Data records for software interfaces:
------------------------------------------------------------------------

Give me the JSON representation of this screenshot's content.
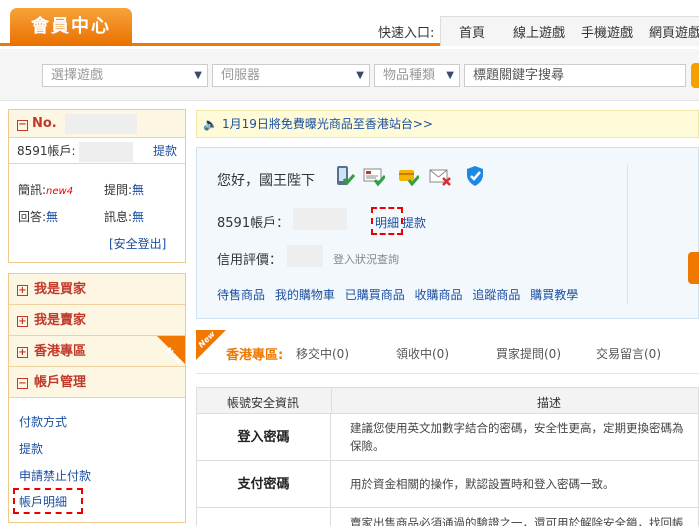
{
  "header": {
    "member_center": "會員中心",
    "quick_entry": "快速入口:",
    "quick_links": [
      "首頁",
      "線上遊戲",
      "手機遊戲",
      "網頁遊戲"
    ]
  },
  "search": {
    "game_select": "選擇遊戲",
    "server_select": "伺服器",
    "item_type_select": "物品種類",
    "keyword_placeholder": "標題關鍵字搜尋"
  },
  "sidebar": {
    "no_label": "No.",
    "account_label": "8591帳戶:",
    "withdraw": "提款",
    "messages_label": "簡訊:",
    "messages_value": "new4",
    "questions_label": "提問:",
    "questions_value": "無",
    "answers_label": "回答:",
    "answers_value": "無",
    "notices_label": "訊息:",
    "notices_value": "無",
    "logout": "[安全登出]",
    "menu": [
      "我是買家",
      "我是賣家",
      "香港專區",
      "帳戶管理"
    ],
    "new_badge": "New",
    "account_mgmt_items": [
      "付款方式",
      "提款",
      "申請禁止付款",
      "帳戶明細"
    ]
  },
  "notice": {
    "text": "1月19日將免費曝光商品至香港站台>>"
  },
  "panel": {
    "greeting": "您好，國王陛下",
    "account_label": "8591帳戶：",
    "detail_link": "明細",
    "withdraw_link": "提款",
    "credit_label": "信用評價：",
    "login_status_link": "登入狀況查詢",
    "quick_links": [
      "待售商品",
      "我的購物車",
      "已購買商品",
      "收購商品",
      "追蹤商品",
      "購買教學"
    ]
  },
  "hk": {
    "badge": "New",
    "title": "香港專區:",
    "items": [
      "移交中(0)",
      "領收中(0)",
      "買家提問(0)",
      "交易留言(0)"
    ]
  },
  "security_table": {
    "col1": "帳號安全資訊",
    "col2": "描述",
    "rows": [
      {
        "name": "登入密碼",
        "desc1": "建議您使用英文加數字結合的密碼，安全性更高，定期更換密碼為",
        "desc2": "保險。"
      },
      {
        "name": "支付密碼",
        "desc1": "用於資金相關的操作，默認設置時和登入密碼一致。",
        "desc2": ""
      },
      {
        "name": "",
        "desc1": "賣家出售商品必須通過的驗證之一，還可用於解除安全鎖，找回帳",
        "desc2": ""
      }
    ]
  },
  "colors": {
    "brand_orange": "#f07800",
    "link_blue": "#1a4fa0",
    "menu_red": "#c0392b"
  }
}
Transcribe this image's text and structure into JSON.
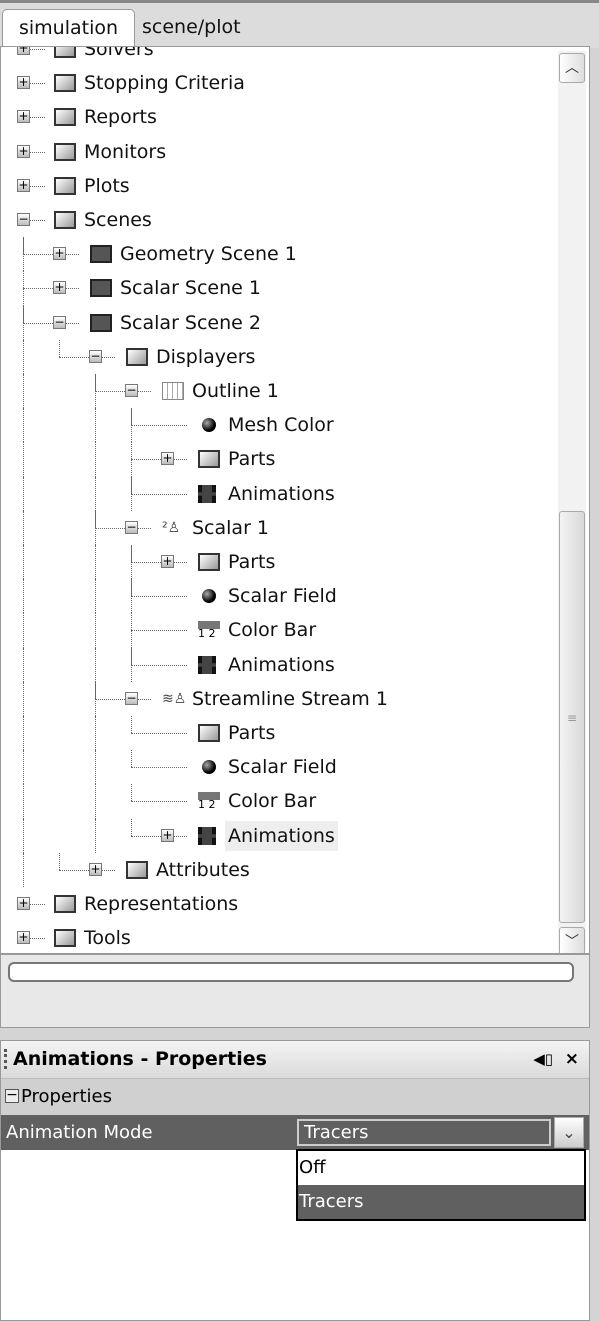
{
  "tabs": [
    {
      "label": "simulation",
      "active": true
    },
    {
      "label": "scene/plot",
      "active": false
    }
  ],
  "tree": [
    {
      "label": "Solvers",
      "level": 0,
      "expander": "plus",
      "icon": "folder"
    },
    {
      "label": "Stopping Criteria",
      "level": 0,
      "expander": "plus",
      "icon": "folder"
    },
    {
      "label": "Reports",
      "level": 0,
      "expander": "plus",
      "icon": "folder"
    },
    {
      "label": "Monitors",
      "level": 0,
      "expander": "plus",
      "icon": "folder"
    },
    {
      "label": "Plots",
      "level": 0,
      "expander": "plus",
      "icon": "folder"
    },
    {
      "label": "Scenes",
      "level": 0,
      "expander": "minus",
      "icon": "folder"
    },
    {
      "label": "Geometry Scene 1",
      "level": 1,
      "expander": "plus",
      "icon": "scene"
    },
    {
      "label": "Scalar Scene 1",
      "level": 1,
      "expander": "plus",
      "icon": "scene"
    },
    {
      "label": "Scalar Scene 2",
      "level": 1,
      "expander": "minus",
      "icon": "scene"
    },
    {
      "label": "Displayers",
      "level": 2,
      "expander": "minus",
      "icon": "folder"
    },
    {
      "label": "Outline 1",
      "level": 3,
      "expander": "minus",
      "icon": "outline"
    },
    {
      "label": "Mesh Color",
      "level": 4,
      "expander": "none",
      "icon": "ball"
    },
    {
      "label": "Parts",
      "level": 4,
      "expander": "plus",
      "icon": "folder"
    },
    {
      "label": "Animations",
      "level": 4,
      "expander": "none",
      "icon": "film"
    },
    {
      "label": "Scalar 1",
      "level": 3,
      "expander": "minus",
      "icon": "scalar"
    },
    {
      "label": "Parts",
      "level": 4,
      "expander": "plus",
      "icon": "folder"
    },
    {
      "label": "Scalar Field",
      "level": 4,
      "expander": "none",
      "icon": "ball"
    },
    {
      "label": "Color Bar",
      "level": 4,
      "expander": "none",
      "icon": "colorbar"
    },
    {
      "label": "Animations",
      "level": 4,
      "expander": "none",
      "icon": "film"
    },
    {
      "label": "Streamline Stream 1",
      "level": 3,
      "expander": "minus",
      "icon": "streamline"
    },
    {
      "label": "Parts",
      "level": 4,
      "expander": "none",
      "icon": "folder"
    },
    {
      "label": "Scalar Field",
      "level": 4,
      "expander": "none",
      "icon": "ball"
    },
    {
      "label": "Color Bar",
      "level": 4,
      "expander": "none",
      "icon": "colorbar"
    },
    {
      "label": "Animations",
      "level": 4,
      "expander": "plus",
      "icon": "film",
      "selected": true
    },
    {
      "label": "Attributes",
      "level": 2,
      "expander": "plus",
      "icon": "folder"
    },
    {
      "label": "Representations",
      "level": 0,
      "expander": "plus",
      "icon": "folder"
    },
    {
      "label": "Tools",
      "level": 0,
      "expander": "plus",
      "icon": "folder"
    }
  ],
  "properties_panel": {
    "title": "Animations - Properties",
    "pin_icon": "pin-icon",
    "close_icon": "close-icon",
    "close_glyph": "×",
    "group": "Properties",
    "property_name": "Animation Mode",
    "property_value": "Tracers",
    "options": [
      "Off",
      "Tracers"
    ],
    "selected_option": "Tracers"
  },
  "colors": {
    "selection": "#606060",
    "highlight": "#eeeeee"
  }
}
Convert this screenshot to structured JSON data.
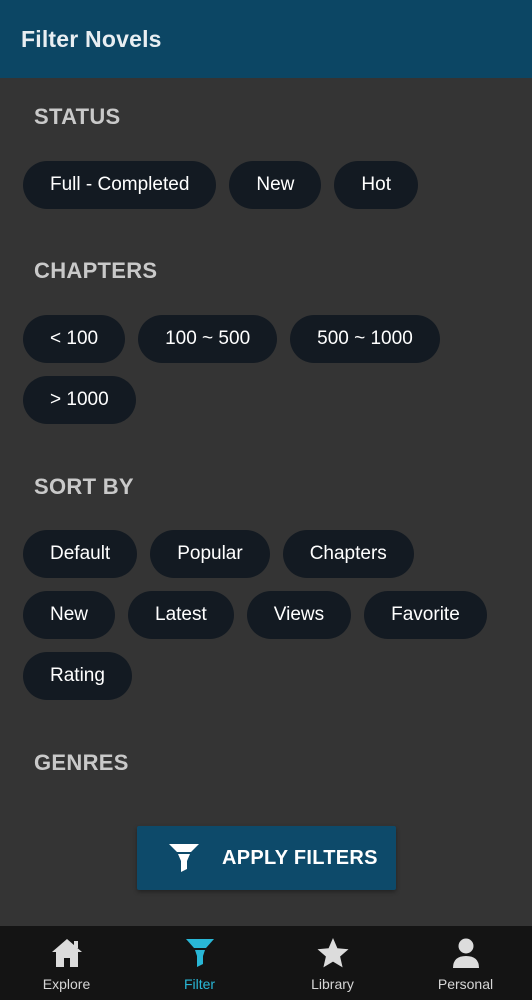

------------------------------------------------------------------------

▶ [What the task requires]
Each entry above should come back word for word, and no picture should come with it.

▶ [Completed exercise]
Give me the JSON representation of this screenshot's content.
{
  "header": {
    "member_center": "會員中心",
    "quick_entry": "快速入口:",
    "quick_links": [
      "首頁",
      "線上遊戲",
      "手機遊戲",
      "網頁遊戲"
    ]
  },
  "search": {
    "game_select": "選擇遊戲",
    "server_select": "伺服器",
    "item_type_select": "物品種類",
    "keyword_placeholder": "標題關鍵字搜尋"
  },
  "sidebar": {
    "no_label": "No.",
    "account_label": "8591帳戶:",
    "withdraw": "提款",
    "messages_label": "簡訊:",
    "messages_value": "new4",
    "questions_label": "提問:",
    "questions_value": "無",
    "answers_label": "回答:",
    "answers_value": "無",
    "notices_label": "訊息:",
    "notices_value": "無",
    "logout": "[安全登出]",
    "menu": [
      "我是買家",
      "我是賣家",
      "香港專區",
      "帳戶管理"
    ],
    "new_badge": "New",
    "account_mgmt_items": [
      "付款方式",
      "提款",
      "申請禁止付款",
      "帳戶明細"
    ]
  },
  "notice": {
    "text": "1月19日將免費曝光商品至香港站台>>"
  },
  "panel": {
    "greeting": "您好，國王陛下",
    "account_label": "8591帳戶：",
    "detail_link": "明細",
    "withdraw_link": "提款",
    "credit_label": "信用評價：",
    "login_status_link": "登入狀況查詢",
    "quick_links": [
      "待售商品",
      "我的購物車",
      "已購買商品",
      "收購商品",
      "追蹤商品",
      "購買教學"
    ]
  },
  "hk": {
    "badge": "New",
    "title": "香港專區:",
    "items": [
      "移交中(0)",
      "領收中(0)",
      "買家提問(0)",
      "交易留言(0)"
    ]
  },
  "security_table": {
    "col1": "帳號安全資訊",
    "col2": "描述",
    "rows": [
      {
        "name": "登入密碼",
        "desc1": "建議您使用英文加數字結合的密碼，安全性更高，定期更換密碼為",
        "desc2": "保險。"
      },
      {
        "name": "支付密碼",
        "desc1": "用於資金相關的操作，默認設置時和登入密碼一致。",
        "desc2": ""
      },
      {
        "name": "",
        "desc1": "賣家出售商品必須通過的驗證之一，還可用於解除安全鎖，找回帳",
        "desc2": ""
      }
    ]
  },
  "colors": {
    "brand_orange": "#f07800",
    "link_blue": "#1a4fa0",
    "menu_red": "#c0392b"
  }
}
Transcribe this image's text and structure into JSON.
{
  "tabs": [
    {
      "label": "simulation",
      "active": true
    },
    {
      "label": "scene/plot",
      "active": false
    }
  ],
  "tree": [
    {
      "label": "Solvers",
      "level": 0,
      "expander": "plus",
      "icon": "folder"
    },
    {
      "label": "Stopping Criteria",
      "level": 0,
      "expander": "plus",
      "icon": "folder"
    },
    {
      "label": "Reports",
      "level": 0,
      "expander": "plus",
      "icon": "folder"
    },
    {
      "label": "Monitors",
      "level": 0,
      "expander": "plus",
      "icon": "folder"
    },
    {
      "label": "Plots",
      "level": 0,
      "expander": "plus",
      "icon": "folder"
    },
    {
      "label": "Scenes",
      "level": 0,
      "expander": "minus",
      "icon": "folder"
    },
    {
      "label": "Geometry Scene 1",
      "level": 1,
      "expander": "plus",
      "icon": "scene"
    },
    {
      "label": "Scalar Scene 1",
      "level": 1,
      "expander": "plus",
      "icon": "scene"
    },
    {
      "label": "Scalar Scene 2",
      "level": 1,
      "expander": "minus",
      "icon": "scene"
    },
    {
      "label": "Displayers",
      "level": 2,
      "expander": "minus",
      "icon": "folder"
    },
    {
      "label": "Outline 1",
      "level": 3,
      "expander": "minus",
      "icon": "outline"
    },
    {
      "label": "Mesh Color",
      "level": 4,
      "expander": "none",
      "icon": "ball"
    },
    {
      "label": "Parts",
      "level": 4,
      "expander": "plus",
      "icon": "folder"
    },
    {
      "label": "Animations",
      "level": 4,
      "expander": "none",
      "icon": "film"
    },
    {
      "label": "Scalar 1",
      "level": 3,
      "expander": "minus",
      "icon": "scalar"
    },
    {
      "label": "Parts",
      "level": 4,
      "expander": "plus",
      "icon": "folder"
    },
    {
      "label": "Scalar Field",
      "level": 4,
      "expander": "none",
      "icon": "ball"
    },
    {
      "label": "Color Bar",
      "level": 4,
      "expander": "none",
      "icon": "colorbar"
    },
    {
      "label": "Animations",
      "level": 4,
      "expander": "none",
      "icon": "film"
    },
    {
      "label": "Streamline Stream 1",
      "level": 3,
      "expander": "minus",
      "icon": "streamline"
    },
    {
      "label": "Parts",
      "level": 4,
      "expander": "none",
      "icon": "folder"
    },
    {
      "label": "Scalar Field",
      "level": 4,
      "expander": "none",
      "icon": "ball"
    },
    {
      "label": "Color Bar",
      "level": 4,
      "expander": "none",
      "icon": "colorbar"
    },
    {
      "label": "Animations",
      "level": 4,
      "expander": "plus",
      "icon": "film",
      "selected": true
    },
    {
      "label": "Attributes",
      "level": 2,
      "expander": "plus",
      "icon": "folder"
    },
    {
      "label": "Representations",
      "level": 0,
      "expander": "plus",
      "icon": "folder"
    },
    {
      "label": "Tools",
      "level": 0,
      "expander": "plus",
      "icon": "folder"
    }
  ],
  "properties_panel": {
    "title": "Animations - Properties",
    "pin_icon": "pin-icon",
    "close_icon": "close-icon",
    "close_glyph": "×",
    "group": "Properties",
    "property_name": "Animation Mode",
    "property_value": "Tracers",
    "options": [
      "Off",
      "Tracers"
    ],
    "selected_option": "Tracers"
  },
  "colors": {
    "selection": "#606060",
    "highlight": "#eeeeee"
  }
}
Convert this screenshot to structured JSON data.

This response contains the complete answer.